TASK
Pull each line containing "Cable" out of the listing below.
[[ MATERIAL TO PROCESS, beginning ]]
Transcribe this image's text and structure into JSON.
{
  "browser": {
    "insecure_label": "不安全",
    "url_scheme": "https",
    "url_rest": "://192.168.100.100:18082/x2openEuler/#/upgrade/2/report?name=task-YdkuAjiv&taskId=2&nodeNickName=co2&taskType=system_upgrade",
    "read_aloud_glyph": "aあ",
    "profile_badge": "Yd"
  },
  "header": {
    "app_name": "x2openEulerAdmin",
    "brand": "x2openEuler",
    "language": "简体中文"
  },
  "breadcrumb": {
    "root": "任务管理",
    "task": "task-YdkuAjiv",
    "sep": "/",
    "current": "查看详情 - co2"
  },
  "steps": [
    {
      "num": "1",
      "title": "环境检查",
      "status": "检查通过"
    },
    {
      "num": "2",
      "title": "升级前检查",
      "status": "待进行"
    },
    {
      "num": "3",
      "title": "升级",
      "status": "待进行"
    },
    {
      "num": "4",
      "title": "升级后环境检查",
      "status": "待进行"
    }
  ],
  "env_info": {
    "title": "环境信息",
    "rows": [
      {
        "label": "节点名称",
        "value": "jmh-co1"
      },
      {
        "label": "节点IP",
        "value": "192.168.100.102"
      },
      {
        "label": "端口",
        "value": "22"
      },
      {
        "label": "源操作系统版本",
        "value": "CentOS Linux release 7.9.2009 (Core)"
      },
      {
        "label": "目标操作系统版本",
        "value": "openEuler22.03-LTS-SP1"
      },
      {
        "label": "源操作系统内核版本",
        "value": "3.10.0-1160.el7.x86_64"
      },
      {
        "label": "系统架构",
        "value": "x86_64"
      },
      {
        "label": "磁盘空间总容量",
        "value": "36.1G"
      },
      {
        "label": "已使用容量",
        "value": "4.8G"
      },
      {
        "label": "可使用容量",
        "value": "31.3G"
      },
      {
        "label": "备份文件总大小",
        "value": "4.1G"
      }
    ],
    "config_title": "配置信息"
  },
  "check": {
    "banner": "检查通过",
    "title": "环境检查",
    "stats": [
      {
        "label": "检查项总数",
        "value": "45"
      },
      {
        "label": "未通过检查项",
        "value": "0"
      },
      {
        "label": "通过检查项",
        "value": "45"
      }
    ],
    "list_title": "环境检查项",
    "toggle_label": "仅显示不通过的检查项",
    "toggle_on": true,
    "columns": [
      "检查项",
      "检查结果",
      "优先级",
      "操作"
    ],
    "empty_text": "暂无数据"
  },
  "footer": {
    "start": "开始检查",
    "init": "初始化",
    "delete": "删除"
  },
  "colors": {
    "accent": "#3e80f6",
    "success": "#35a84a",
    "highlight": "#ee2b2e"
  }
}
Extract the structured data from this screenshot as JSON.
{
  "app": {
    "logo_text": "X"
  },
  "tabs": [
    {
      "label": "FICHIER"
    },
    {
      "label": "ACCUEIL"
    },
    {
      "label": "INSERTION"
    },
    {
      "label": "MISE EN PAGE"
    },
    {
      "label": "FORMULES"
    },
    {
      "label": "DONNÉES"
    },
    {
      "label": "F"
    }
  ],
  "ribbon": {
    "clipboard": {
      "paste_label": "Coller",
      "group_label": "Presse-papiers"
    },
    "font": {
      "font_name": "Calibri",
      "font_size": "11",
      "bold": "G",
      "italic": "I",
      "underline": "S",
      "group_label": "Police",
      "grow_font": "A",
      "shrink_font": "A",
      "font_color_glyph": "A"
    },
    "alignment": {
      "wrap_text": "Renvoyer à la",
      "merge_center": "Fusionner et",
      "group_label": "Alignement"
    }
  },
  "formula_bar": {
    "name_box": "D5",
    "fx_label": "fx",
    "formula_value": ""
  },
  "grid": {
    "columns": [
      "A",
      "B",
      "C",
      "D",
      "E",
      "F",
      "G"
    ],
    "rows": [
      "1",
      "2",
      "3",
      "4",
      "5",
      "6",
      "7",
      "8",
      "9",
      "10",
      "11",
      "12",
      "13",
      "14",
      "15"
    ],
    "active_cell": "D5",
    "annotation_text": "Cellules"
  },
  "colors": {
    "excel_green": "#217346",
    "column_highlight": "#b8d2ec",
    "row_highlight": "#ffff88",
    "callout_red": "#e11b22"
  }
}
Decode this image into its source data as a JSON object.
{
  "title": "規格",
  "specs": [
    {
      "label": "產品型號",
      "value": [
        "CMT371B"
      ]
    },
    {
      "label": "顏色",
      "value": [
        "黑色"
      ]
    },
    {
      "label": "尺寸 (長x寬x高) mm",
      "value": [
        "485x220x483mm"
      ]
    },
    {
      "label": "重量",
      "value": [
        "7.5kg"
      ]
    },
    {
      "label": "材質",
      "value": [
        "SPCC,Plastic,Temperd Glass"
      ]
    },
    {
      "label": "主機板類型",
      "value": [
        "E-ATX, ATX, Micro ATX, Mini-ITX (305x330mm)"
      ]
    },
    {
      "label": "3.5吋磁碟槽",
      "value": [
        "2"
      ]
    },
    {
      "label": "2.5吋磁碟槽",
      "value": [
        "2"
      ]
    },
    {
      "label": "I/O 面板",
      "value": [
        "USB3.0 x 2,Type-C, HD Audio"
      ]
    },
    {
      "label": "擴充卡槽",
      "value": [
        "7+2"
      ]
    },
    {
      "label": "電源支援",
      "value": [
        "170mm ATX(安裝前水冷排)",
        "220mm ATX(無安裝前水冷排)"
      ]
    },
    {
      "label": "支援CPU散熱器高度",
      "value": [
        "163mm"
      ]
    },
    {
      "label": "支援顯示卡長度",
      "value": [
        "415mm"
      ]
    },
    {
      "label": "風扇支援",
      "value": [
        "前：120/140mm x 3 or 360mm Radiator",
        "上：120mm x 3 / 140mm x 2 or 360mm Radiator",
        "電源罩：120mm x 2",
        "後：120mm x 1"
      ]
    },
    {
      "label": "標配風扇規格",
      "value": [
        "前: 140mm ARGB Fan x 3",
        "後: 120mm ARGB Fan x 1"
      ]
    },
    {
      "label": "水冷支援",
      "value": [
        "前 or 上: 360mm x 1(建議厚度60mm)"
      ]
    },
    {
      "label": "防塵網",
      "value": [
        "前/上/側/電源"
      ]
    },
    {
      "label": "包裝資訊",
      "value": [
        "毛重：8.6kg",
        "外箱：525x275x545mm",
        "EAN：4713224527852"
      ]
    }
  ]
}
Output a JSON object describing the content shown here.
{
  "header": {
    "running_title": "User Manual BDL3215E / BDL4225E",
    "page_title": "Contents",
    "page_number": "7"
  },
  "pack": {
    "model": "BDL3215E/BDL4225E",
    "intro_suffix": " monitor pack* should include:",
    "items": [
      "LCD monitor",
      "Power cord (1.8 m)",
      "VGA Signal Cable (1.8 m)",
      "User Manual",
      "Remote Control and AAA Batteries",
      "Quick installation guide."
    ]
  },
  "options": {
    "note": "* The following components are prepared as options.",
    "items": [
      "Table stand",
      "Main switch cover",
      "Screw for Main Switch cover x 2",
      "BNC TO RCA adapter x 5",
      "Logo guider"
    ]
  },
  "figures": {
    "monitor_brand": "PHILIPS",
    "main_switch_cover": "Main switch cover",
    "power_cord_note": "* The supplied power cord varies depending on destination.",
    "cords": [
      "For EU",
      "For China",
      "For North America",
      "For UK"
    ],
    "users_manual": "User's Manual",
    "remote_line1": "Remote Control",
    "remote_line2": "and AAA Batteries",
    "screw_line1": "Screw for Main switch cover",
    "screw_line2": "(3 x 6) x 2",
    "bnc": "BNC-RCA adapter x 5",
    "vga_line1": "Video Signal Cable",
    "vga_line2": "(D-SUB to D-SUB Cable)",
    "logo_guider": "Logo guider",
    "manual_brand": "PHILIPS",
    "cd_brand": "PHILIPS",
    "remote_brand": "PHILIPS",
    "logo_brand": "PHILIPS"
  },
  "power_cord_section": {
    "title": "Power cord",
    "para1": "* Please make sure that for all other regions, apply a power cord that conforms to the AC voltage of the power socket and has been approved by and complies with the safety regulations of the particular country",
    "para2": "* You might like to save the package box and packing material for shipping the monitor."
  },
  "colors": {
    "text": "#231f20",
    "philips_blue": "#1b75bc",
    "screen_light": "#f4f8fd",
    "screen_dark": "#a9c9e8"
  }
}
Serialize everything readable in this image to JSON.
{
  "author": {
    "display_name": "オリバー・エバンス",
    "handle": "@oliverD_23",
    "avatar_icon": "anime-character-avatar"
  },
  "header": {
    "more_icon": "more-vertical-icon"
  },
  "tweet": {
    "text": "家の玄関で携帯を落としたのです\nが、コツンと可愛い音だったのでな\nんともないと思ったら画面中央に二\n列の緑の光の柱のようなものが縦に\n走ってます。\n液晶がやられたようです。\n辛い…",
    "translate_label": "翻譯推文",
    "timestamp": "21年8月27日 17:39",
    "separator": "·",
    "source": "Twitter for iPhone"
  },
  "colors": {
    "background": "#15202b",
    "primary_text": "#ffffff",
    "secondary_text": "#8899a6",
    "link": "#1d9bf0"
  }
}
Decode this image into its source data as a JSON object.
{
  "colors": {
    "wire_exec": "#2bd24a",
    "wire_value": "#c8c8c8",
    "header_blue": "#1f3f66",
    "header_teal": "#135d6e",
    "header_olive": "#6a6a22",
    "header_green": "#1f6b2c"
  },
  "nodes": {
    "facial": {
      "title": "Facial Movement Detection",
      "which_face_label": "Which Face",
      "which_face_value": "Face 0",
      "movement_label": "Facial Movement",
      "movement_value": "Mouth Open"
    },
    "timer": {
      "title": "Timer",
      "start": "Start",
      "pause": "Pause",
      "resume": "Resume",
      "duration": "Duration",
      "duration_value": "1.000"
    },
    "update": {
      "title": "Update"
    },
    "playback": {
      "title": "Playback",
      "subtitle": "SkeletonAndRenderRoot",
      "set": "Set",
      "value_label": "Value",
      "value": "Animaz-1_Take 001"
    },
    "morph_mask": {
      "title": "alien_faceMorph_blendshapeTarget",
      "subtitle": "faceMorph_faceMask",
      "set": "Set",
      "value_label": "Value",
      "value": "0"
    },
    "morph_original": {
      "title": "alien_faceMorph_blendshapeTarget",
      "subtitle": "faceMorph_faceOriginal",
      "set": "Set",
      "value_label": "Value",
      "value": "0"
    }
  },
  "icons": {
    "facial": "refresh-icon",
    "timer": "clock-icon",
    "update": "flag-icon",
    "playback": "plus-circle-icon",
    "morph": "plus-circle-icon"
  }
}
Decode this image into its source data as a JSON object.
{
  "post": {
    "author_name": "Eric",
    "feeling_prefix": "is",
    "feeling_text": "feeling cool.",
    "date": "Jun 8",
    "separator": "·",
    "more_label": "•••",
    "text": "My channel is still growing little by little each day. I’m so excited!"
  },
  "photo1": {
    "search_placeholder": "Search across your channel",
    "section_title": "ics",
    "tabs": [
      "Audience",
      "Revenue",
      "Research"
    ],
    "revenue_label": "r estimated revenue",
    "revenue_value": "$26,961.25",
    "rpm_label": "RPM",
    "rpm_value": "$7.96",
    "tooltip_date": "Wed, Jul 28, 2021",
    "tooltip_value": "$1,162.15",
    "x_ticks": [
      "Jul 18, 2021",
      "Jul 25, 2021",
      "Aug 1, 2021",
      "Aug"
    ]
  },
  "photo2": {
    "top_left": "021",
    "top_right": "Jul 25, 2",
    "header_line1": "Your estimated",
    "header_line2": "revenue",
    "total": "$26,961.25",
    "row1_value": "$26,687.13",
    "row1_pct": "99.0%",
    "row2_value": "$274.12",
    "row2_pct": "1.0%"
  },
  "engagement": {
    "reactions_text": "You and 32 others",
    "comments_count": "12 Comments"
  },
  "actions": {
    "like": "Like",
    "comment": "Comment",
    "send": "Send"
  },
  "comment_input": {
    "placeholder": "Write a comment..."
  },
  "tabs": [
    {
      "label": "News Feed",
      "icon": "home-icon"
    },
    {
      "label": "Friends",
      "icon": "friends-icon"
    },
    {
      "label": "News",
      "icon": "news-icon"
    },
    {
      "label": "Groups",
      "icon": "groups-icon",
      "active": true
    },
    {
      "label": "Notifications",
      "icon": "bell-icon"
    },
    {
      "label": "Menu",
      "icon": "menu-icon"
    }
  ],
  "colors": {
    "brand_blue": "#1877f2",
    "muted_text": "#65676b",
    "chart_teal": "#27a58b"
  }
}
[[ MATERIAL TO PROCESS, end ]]
SOLUTION
      "VGA Signal Cable (1.8 m)",
    "vga_line1": "Video Signal Cable",
    "vga_line2": "(D-SUB to D-SUB Cable)",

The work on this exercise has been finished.